The knee is the most critical joint in the body involved in all processes of locomotion, and is easily injured and vulnerable to repetitive stress. Total knee replacement surgery reconstructs both sides of the knee joint. Partial knee replacement reconstructs only one side of the joint, or one aspect of the joint. The proper medical term is arthroplasty, meaning to form or shape a joint. The first knee replacement was performed in 1968.
The knee replacement uses what is known as a prostheses, an artificial component which mimics the natural joint. The makeup of the knee prostheses has developed over the years and vary, made from a combination of metal, plastic and/or ceramic. Scientists are now developing even better compounds made from zirconia and carbon. Some prostheses even have robotic capabilities to help the user move.

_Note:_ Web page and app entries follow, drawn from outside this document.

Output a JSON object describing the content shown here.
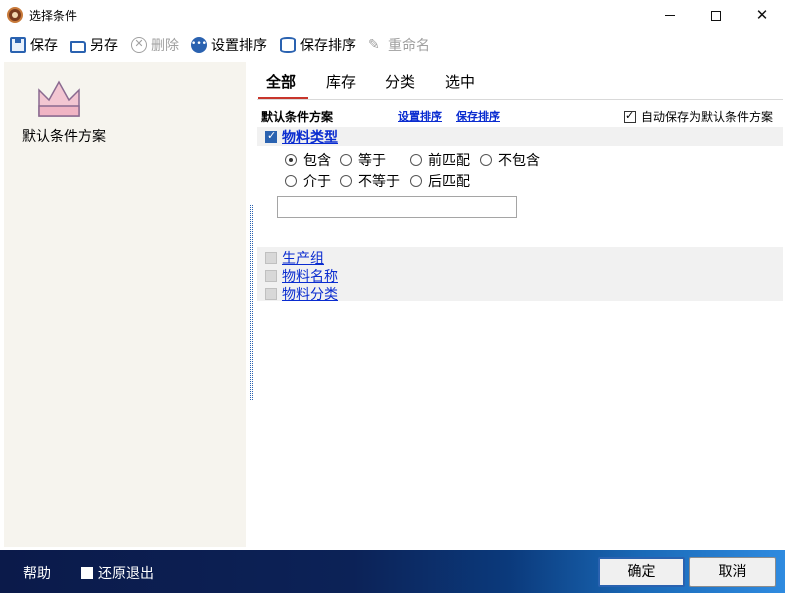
{
  "window": {
    "title": "选择条件"
  },
  "toolbar": {
    "save": "保存",
    "save_as": "另存",
    "delete": "删除",
    "set_sort": "设置排序",
    "save_sort": "保存排序",
    "rename": "重命名"
  },
  "left_panel": {
    "scheme_label": "默认条件方案"
  },
  "tabs": [
    {
      "label": "全部",
      "active": true
    },
    {
      "label": "库存",
      "active": false
    },
    {
      "label": "分类",
      "active": false
    },
    {
      "label": "选中",
      "active": false
    }
  ],
  "scheme": {
    "name": "默认条件方案",
    "set_sort_link": "设置排序",
    "save_sort_link": "保存排序",
    "autosave_label": "自动保存为默认条件方案",
    "autosave_checked": true
  },
  "condition": {
    "title": "物料类型",
    "checked": true,
    "options_row1": [
      "包含",
      "等于",
      "前匹配",
      "不包含"
    ],
    "options_row2": [
      "介于",
      "不等于",
      "后匹配"
    ],
    "selected": "包含",
    "value": ""
  },
  "other_conditions": [
    {
      "label": "生产组",
      "checked": false
    },
    {
      "label": "物料名称",
      "checked": false
    },
    {
      "label": "物料分类",
      "checked": false
    }
  ],
  "bottom": {
    "help": "帮助",
    "restore_exit": "还原退出",
    "ok": "确定",
    "cancel": "取消"
  },
  "colors": {
    "link": "#0a2cd0",
    "accent": "#2a62b0",
    "tab_underline": "#c8362c"
  }
}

The Surgical Procedure
The surgery may take up to 5 hours for one knee. Anesthesia will be administered by epidural, spinal or general means. Surgical methods vary and improve over time but generally, the surgeon will cut through the top part of the knee and into the joint compartment. The surgeon must cut only the tendons and ligaments necessary and cut off the ends of the bones. He or she shapes and prepares the surface of the ends of the femur and tibia to prepare for attaching the prostheses, either with or without cement. He or she then repairs tendons, ligaments and muscles as needed. The final steps are to check that the knee moves naturally, and then close the incision.

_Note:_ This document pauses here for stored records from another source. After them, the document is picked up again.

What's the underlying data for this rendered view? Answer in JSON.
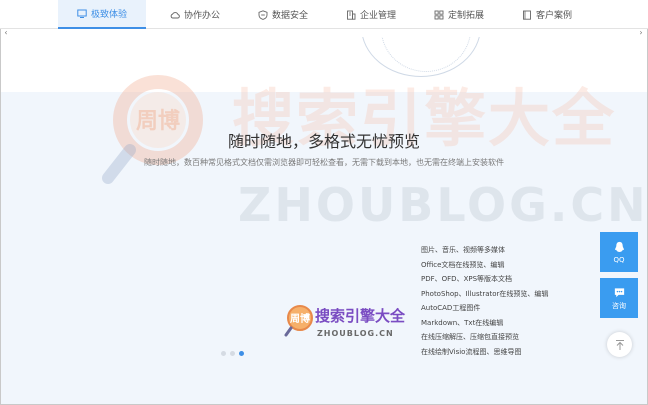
{
  "tabs": [
    {
      "label": "极致体验",
      "icon": "monitor-icon",
      "active": true
    },
    {
      "label": "协作办公",
      "icon": "cloud-icon",
      "active": false
    },
    {
      "label": "数据安全",
      "icon": "shield-icon",
      "active": false
    },
    {
      "label": "企业管理",
      "icon": "building-icon",
      "active": false
    },
    {
      "label": "定制拓展",
      "icon": "grid-icon",
      "active": false
    },
    {
      "label": "客户案例",
      "icon": "document-icon",
      "active": false
    }
  ],
  "carousel": {
    "prev_arrow": "‹",
    "next_arrow": "›",
    "headline": "随时随地，多格式无忧预览",
    "subline": "随时随地，数百种常见格式文档仅需浏览器即可轻松查看，无需下载到本地，也无需在终端上安装软件",
    "features": [
      "图片、音乐、视频等多媒体",
      "Office文档在线预览、编辑",
      "PDF、OFD、XPS等版本文档",
      "PhotoShop、Illustrator在线预览、编辑",
      "AutoCAD工程图件",
      "Markdown、Txt在线编辑",
      "在线压缩解压、压缩包直接预览",
      "在线绘制Visio流程图、思维导图"
    ],
    "dots": [
      {
        "active": false
      },
      {
        "active": false
      },
      {
        "active": true
      }
    ]
  },
  "watermark": {
    "cn": "搜索引擎大全",
    "en": "ZHOUBLOG.CN",
    "logo_text": "周博"
  },
  "mini_logo": {
    "title": "搜索引擎大全",
    "sub": "ZHOUBLOG.CN",
    "logo_text": "周博"
  },
  "side": {
    "qq_label": "QQ",
    "consult_label": "咨询"
  },
  "colors": {
    "accent": "#3e8fe6",
    "side_bg": "#3a9cf0",
    "main_bg": "#f1f6fc"
  }
}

The Hospital Stay and Complications
The patient usually stays in the hospital for 5-10 days after the surgery. Complications can include scar tissue, infection, pain or numbness in knee, hip and back, bleeding, dislocation, deep vein thrombosis. Problems during surgery such as other broken bones or torn tendons, ligaments and muscles may complicate matters. Bone marrow could get into the lungs and cause breathing problems. Having two knees replaced at the same time can lengthen the hospital stay and increase complications. The prosthesis itself may malfunction.
Recovery after surgery varies depending on the physical condition of the person prior to the surgery and the specifics of the surgery itself. Generally, most people are walking after about 6 weeks and continue to seek outpatient physical therapy for another 1-2 months. Swelling and pain is common during that time.
How Long does the Implant Last?
The lifespan of the implant varies. Generally, most knee prostheses last 10-15 years. 85 percent of the joint implants will last 20 years. New materials are being developed and tested with longer lifespans. Methods of cementing the implants are being studied but cementless knee replacements have not been used long enough to have sufficient data. Because the prostheses life span is relatively short, younger people are not encouraged to have total knee replacement surgery until all other options have been tried or the pain is too much. Repeated knee replacements may send the person to a wheelchair.
Because total knee replacement surgery requires the uses of a prostheses which will wear out in 20 years, younger people are advised to make lifestyle changes before considering surgery. Eliminating risky activities, losing weight, increasing appropriate exercise, dietary changes, and examining the work environment for stressors may help. Medication, braces, orthotics and minimally invasive knee surgery can work. Other therapies can include acupuncture, chiropractic, hypnosis and meditation.
American Academy of Orthopedic Surgeons, Joint Replacement
Encyclopedia of Surgery, Knee Replacement
WebMd, Arthritis: Knee Replacement Surgery